To achieve the convex face and concave back I wanted thick stock, so I started with a blank of common "two-by" stud lumber. Two 2 x 12's can be glued up for a shield just about 22 inches in diameter. I scribed the circle out with a large compass and then cut it with a (gasp!) reciprocating saw. With the blank cut out, it's just a matter of paring off wood from the face and back. Hand chisels and gouges work well, a hand power planer does the job even quicker.

The next task is to make a template for the face plates. While the V&A gun shield has 13 plates, I found the odd number awkward to work with, and another examples in Stone's Glossary shows one with 12 plates. That makes each plate 30-degrees of arc. I made a template of stiff paper which I used to trace out each plate on a sheet of 22-gauge plain steel (do not use zinc'ed steel). While 22 gauge is light for armour, it can still be easily cold worked by hand. Power shears would make short work of cutting the plates, I managed using a hefty pair of hand snips.

The plates of the original have a drop-shaped fluting, but for my limited skills I decided to go with a simple straight flute. To do this, I made a simple jig with nails to hold each plate, and a channel cut down the centerline.

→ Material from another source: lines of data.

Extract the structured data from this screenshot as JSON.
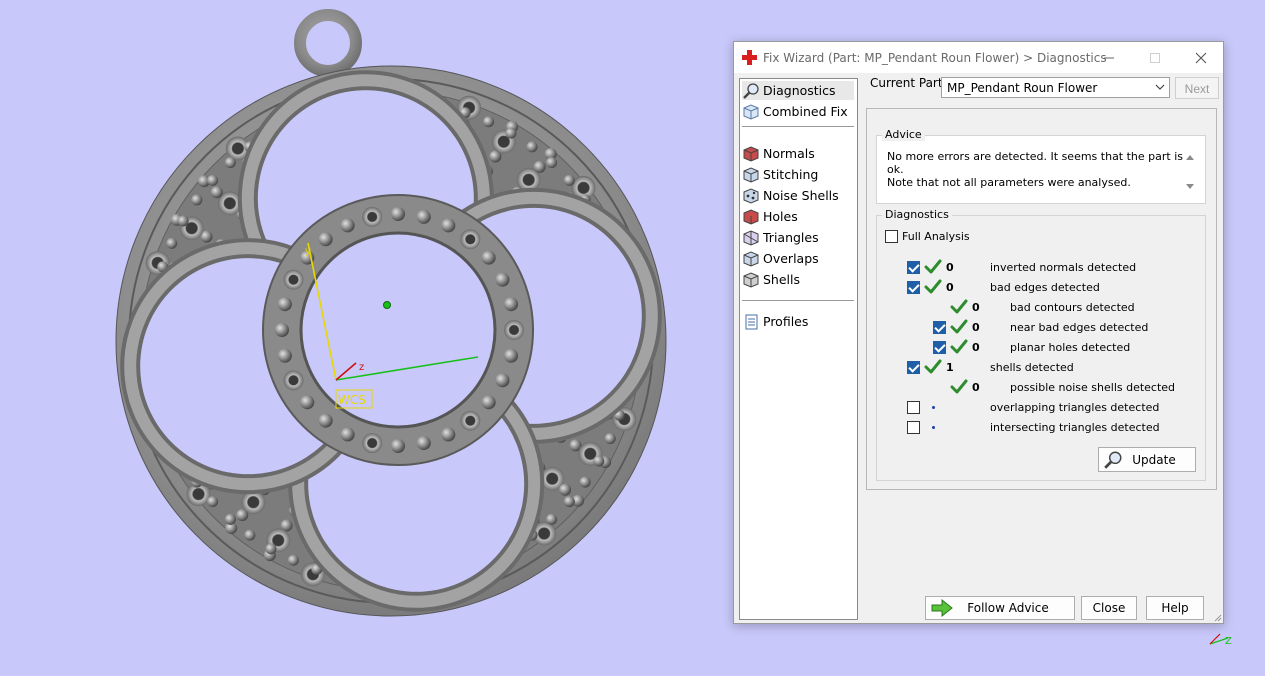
{
  "window": {
    "title": "Fix Wizard (Part: MP_Pendant Roun Flower) > Diagnostics",
    "minimize_icon": "minimize-icon",
    "maximize_icon": "maximize-icon",
    "close_icon": "close-icon"
  },
  "nav": {
    "items": [
      {
        "label": "Diagnostics",
        "icon": "magnifier-icon"
      },
      {
        "label": "Combined Fix",
        "icon": "cube-icon"
      },
      {
        "label": "Normals",
        "icon": "normals-icon"
      },
      {
        "label": "Stitching",
        "icon": "stitching-icon"
      },
      {
        "label": "Noise Shells",
        "icon": "noise-shells-icon"
      },
      {
        "label": "Holes",
        "icon": "holes-icon"
      },
      {
        "label": "Triangles",
        "icon": "triangles-icon"
      },
      {
        "label": "Overlaps",
        "icon": "overlaps-icon"
      },
      {
        "label": "Shells",
        "icon": "shells-icon"
      },
      {
        "label": "Profiles",
        "icon": "document-icon"
      }
    ]
  },
  "current_part": {
    "label": "Current Part:",
    "value": "MP_Pendant Roun Flower",
    "next_label": "Next"
  },
  "advice": {
    "title": "Advice",
    "line1": "No more errors are detected. It seems that the part is ok.",
    "line2": "Note that not all parameters were analysed."
  },
  "diagnostics": {
    "title": "Diagnostics",
    "full_analysis_label": "Full Analysis",
    "full_analysis_checked": false,
    "rows": [
      {
        "checkbox": true,
        "checked": true,
        "status": "ok",
        "count": "0",
        "label": "inverted normals detected",
        "indent": 0
      },
      {
        "checkbox": true,
        "checked": true,
        "status": "ok",
        "count": "0",
        "label": "bad edges detected",
        "indent": 0
      },
      {
        "checkbox": false,
        "checked": false,
        "status": "ok",
        "count": "0",
        "label": "bad contours detected",
        "indent": 1
      },
      {
        "checkbox": true,
        "checked": true,
        "status": "ok",
        "count": "0",
        "label": "near bad edges detected",
        "indent": 1
      },
      {
        "checkbox": true,
        "checked": true,
        "status": "ok",
        "count": "0",
        "label": "planar holes detected",
        "indent": 1
      },
      {
        "checkbox": true,
        "checked": true,
        "status": "ok",
        "count": "1",
        "label": "shells detected",
        "indent": 0
      },
      {
        "checkbox": false,
        "checked": false,
        "status": "ok",
        "count": "0",
        "label": "possible noise shells detected",
        "indent": 1
      },
      {
        "checkbox": true,
        "checked": false,
        "status": "none",
        "count": "",
        "label": "overlapping triangles detected",
        "indent": 0
      },
      {
        "checkbox": true,
        "checked": false,
        "status": "none",
        "count": "",
        "label": "intersecting triangles detected",
        "indent": 0
      }
    ],
    "update_label": "Update"
  },
  "footer": {
    "follow_advice_label": "Follow Advice",
    "close_label": "Close",
    "help_label": "Help"
  },
  "viewport": {
    "axis_z_label": "z",
    "wcs_label": "WCS",
    "corner_axis_label": "Z"
  },
  "colors": {
    "background": "#c8c8fa",
    "model_gray": "#8e8e8e",
    "checkbox_blue": "#1f5fa8",
    "tick_green": "#2e8b2e",
    "axis_y": "#e8d800",
    "axis_x": "#19c019",
    "axis_z": "#d01010"
  }
}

Then I simply used a steel set (later a small froe), applied with a small sledge to score the flute.

The results, while not stunning, were acceptable.

Each plate is held in place by five nails, three along the outer edge and two just outside the space for the boss. I found it easiest to pre-drill the holes using a drill press. The next step was to apply the plates to the face of the shield. I used soft clench nails, with the heads cleaned of their zinc coating. Each plate was gently bent into the approximate curve of the shield face. I then pre-drilled a hole through the wooden core, drove the nail in place, and then clenched it from the back.

The boss is simple a circle of steel, with flutes punched to match the flutes of the outside plates. I recommend completing the outside plates first, as the flutes may not be quite evenly spaced. Once formed, the boss is predrilled and then nailed in place.

Here is the first shield with all plates in place.

Elizabethan soldiers were all about show, so I didn't want just a plain target. A lining of hemp canvas with some quilted padding would add some comfort, and a red fringe would add flash.

I started by cutting a circle of canvas, then sitching over the edges while attaching a strip of upholstery fringe.

I also sewed on a pocket for additional padding under the arm. Padding was cut from an old mattress pad (cheap and on-hand), then padding and lining were tacked to the inside of the shield using brass tacks. Additionally I tacked on a leather strip about the circumference of the shield to add some finish and cover a few protruding edges.

For the strapping, I copied a diagram from the Mary Rose Trust on how they believe a gun shield was strapped.

Three targets waiting for the next muster.